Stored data
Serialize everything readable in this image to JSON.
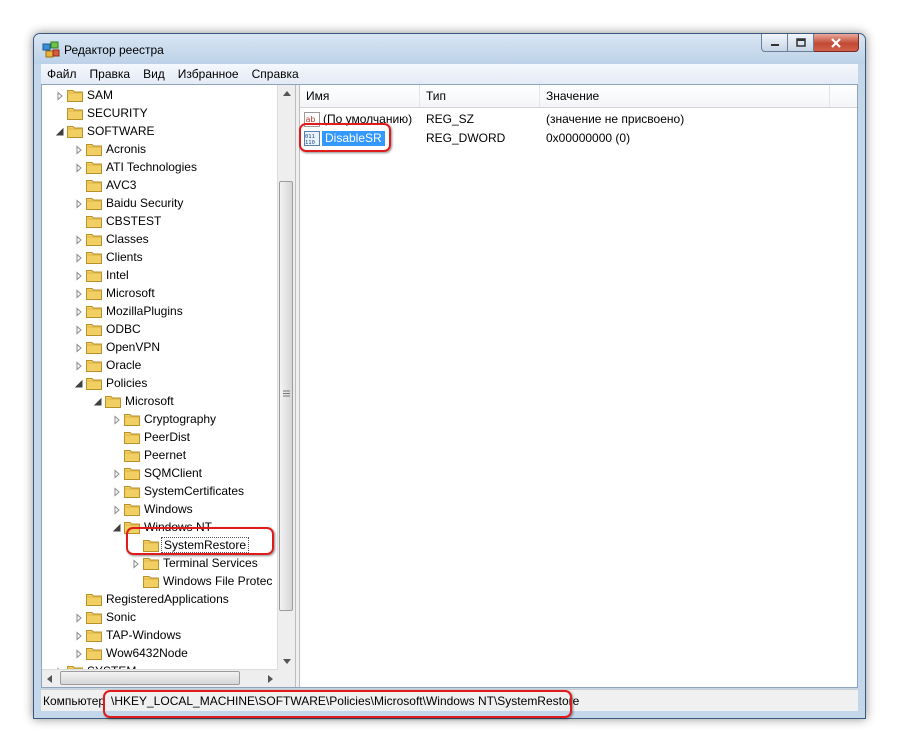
{
  "window": {
    "title": "Редактор реестра"
  },
  "menu": [
    "Файл",
    "Правка",
    "Вид",
    "Избранное",
    "Справка"
  ],
  "tree": [
    {
      "label": "SAM",
      "level": 1,
      "expander": "collapsed"
    },
    {
      "label": "SECURITY",
      "level": 1,
      "expander": "none"
    },
    {
      "label": "SOFTWARE",
      "level": 1,
      "expander": "expanded"
    },
    {
      "label": "Acronis",
      "level": 2,
      "expander": "collapsed"
    },
    {
      "label": "ATI Technologies",
      "level": 2,
      "expander": "collapsed"
    },
    {
      "label": "AVC3",
      "level": 2,
      "expander": "none"
    },
    {
      "label": "Baidu Security",
      "level": 2,
      "expander": "collapsed"
    },
    {
      "label": "CBSTEST",
      "level": 2,
      "expander": "none"
    },
    {
      "label": "Classes",
      "level": 2,
      "expander": "collapsed"
    },
    {
      "label": "Clients",
      "level": 2,
      "expander": "collapsed"
    },
    {
      "label": "Intel",
      "level": 2,
      "expander": "collapsed"
    },
    {
      "label": "Microsoft",
      "level": 2,
      "expander": "collapsed"
    },
    {
      "label": "MozillaPlugins",
      "level": 2,
      "expander": "collapsed"
    },
    {
      "label": "ODBC",
      "level": 2,
      "expander": "collapsed"
    },
    {
      "label": "OpenVPN",
      "level": 2,
      "expander": "collapsed"
    },
    {
      "label": "Oracle",
      "level": 2,
      "expander": "collapsed"
    },
    {
      "label": "Policies",
      "level": 2,
      "expander": "expanded"
    },
    {
      "label": "Microsoft",
      "level": 3,
      "expander": "expanded"
    },
    {
      "label": "Cryptography",
      "level": 4,
      "expander": "collapsed"
    },
    {
      "label": "PeerDist",
      "level": 4,
      "expander": "none"
    },
    {
      "label": "Peernet",
      "level": 4,
      "expander": "none"
    },
    {
      "label": "SQMClient",
      "level": 4,
      "expander": "collapsed"
    },
    {
      "label": "SystemCertificates",
      "level": 4,
      "expander": "collapsed"
    },
    {
      "label": "Windows",
      "level": 4,
      "expander": "collapsed"
    },
    {
      "label": "Windows NT",
      "level": 4,
      "expander": "expanded"
    },
    {
      "label": "SystemRestore",
      "level": 5,
      "expander": "none",
      "selected": true
    },
    {
      "label": "Terminal Services",
      "level": 5,
      "expander": "collapsed"
    },
    {
      "label": "Windows File Protec",
      "level": 5,
      "expander": "none"
    },
    {
      "label": "RegisteredApplications",
      "level": 2,
      "expander": "none"
    },
    {
      "label": "Sonic",
      "level": 2,
      "expander": "collapsed"
    },
    {
      "label": "TAP-Windows",
      "level": 2,
      "expander": "collapsed"
    },
    {
      "label": "Wow6432Node",
      "level": 2,
      "expander": "collapsed"
    },
    {
      "label": "SYSTEM",
      "level": 1,
      "expander": "collapsed"
    }
  ],
  "list": {
    "columns": [
      "Имя",
      "Тип",
      "Значение"
    ],
    "rows": [
      {
        "icon": "string-value-icon",
        "name": "(По умолчанию)",
        "type": "REG_SZ",
        "value": "(значение не присвоено)"
      },
      {
        "icon": "dword-value-icon",
        "name": "DisableSR",
        "type": "REG_DWORD",
        "value": "0x00000000 (0)",
        "selected": true
      }
    ]
  },
  "status": {
    "label": "Компьютер",
    "path": "\\HKEY_LOCAL_MACHINE\\SOFTWARE\\Policies\\Microsoft\\Windows NT\\SystemRestore"
  },
  "colors": {
    "highlight": "#e01b1b",
    "selection": "#3399ff",
    "folder": "#f0c850"
  }
}
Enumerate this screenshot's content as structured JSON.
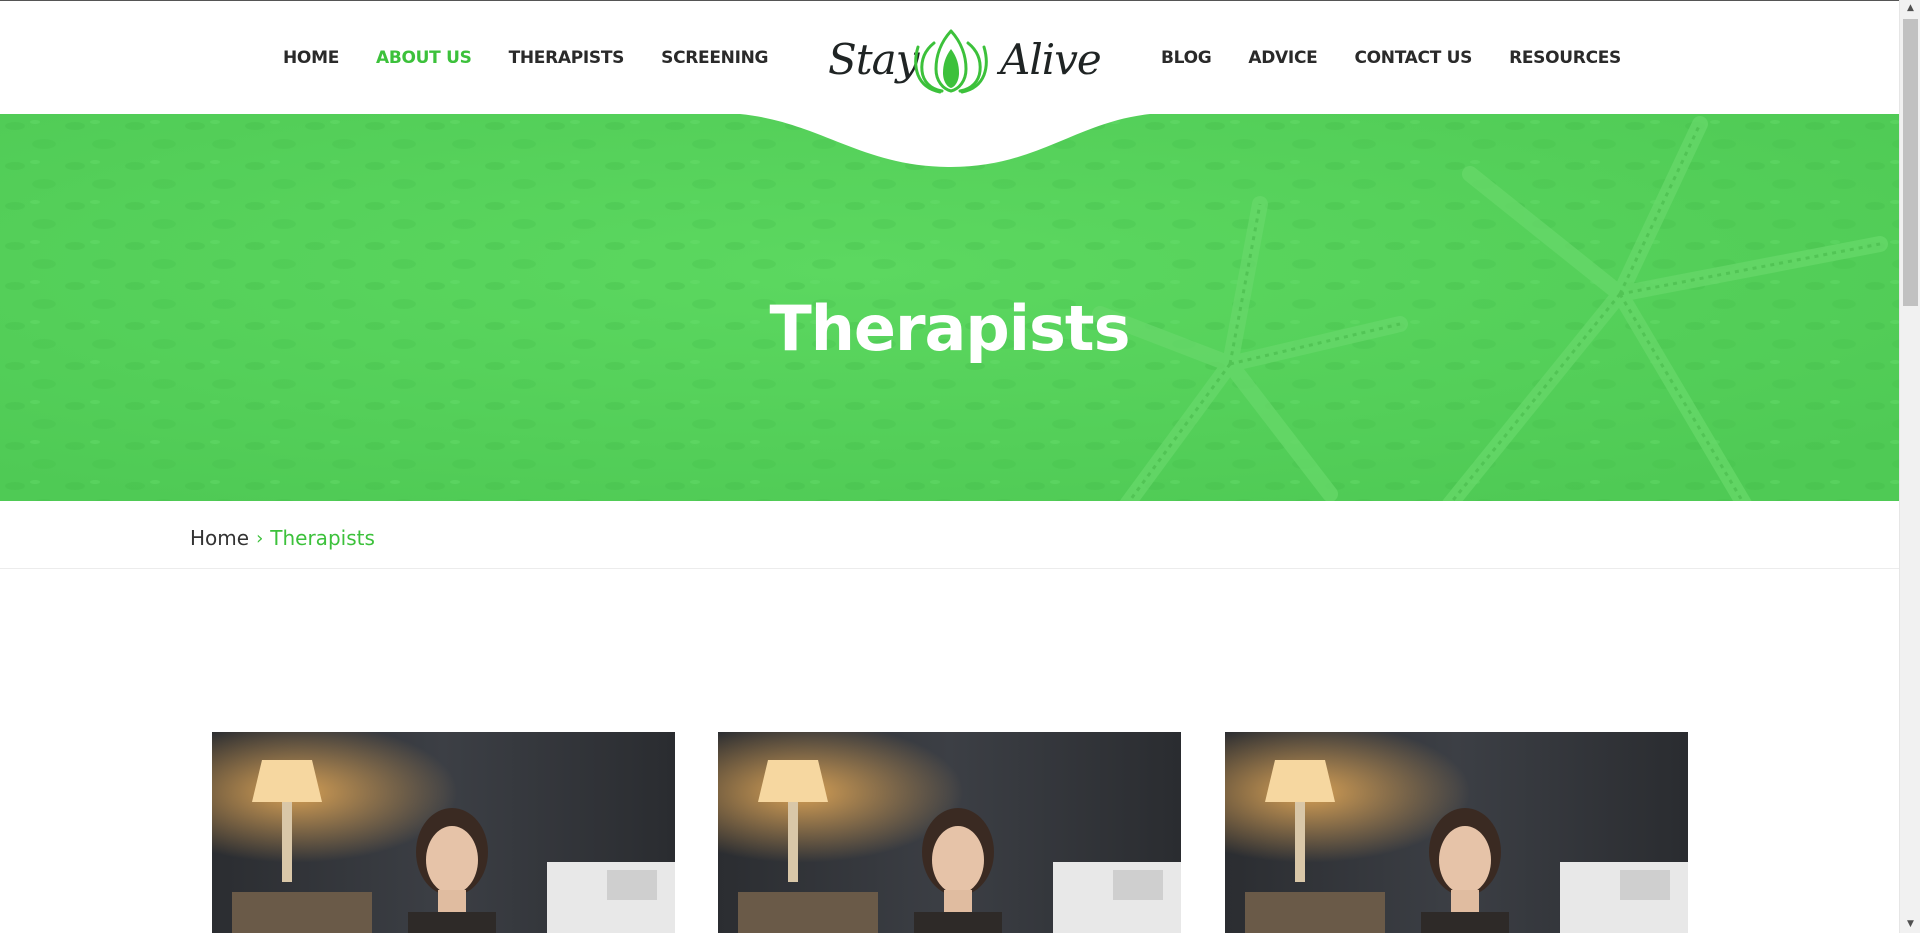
{
  "nav": {
    "left_items": [
      {
        "label": "HOME",
        "active": false
      },
      {
        "label": "ABOUT US",
        "active": true
      },
      {
        "label": "THERAPISTS",
        "active": false
      },
      {
        "label": "SCREENING",
        "active": false
      }
    ],
    "right_items": [
      {
        "label": "BLOG",
        "active": false
      },
      {
        "label": "ADVICE",
        "active": false
      },
      {
        "label": "CONTACT US",
        "active": false
      },
      {
        "label": "RESOURCES",
        "active": false
      }
    ]
  },
  "logo": {
    "word_left": "Stay",
    "word_right": "Alive",
    "icon": "lotus-icon"
  },
  "hero": {
    "title": "Therapists"
  },
  "breadcrumb": {
    "home": "Home",
    "separator_icon": "chevron-right-icon",
    "current": "Therapists"
  },
  "therapists": [
    {
      "photo": "therapist-photo"
    },
    {
      "photo": "therapist-photo"
    },
    {
      "photo": "therapist-photo"
    }
  ],
  "colors": {
    "accent": "#3cc13b",
    "hero_overlay": "#52cd58",
    "text_dark": "#2a2a2a",
    "white": "#ffffff"
  }
}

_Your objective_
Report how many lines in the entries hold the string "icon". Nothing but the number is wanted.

_Your response_
4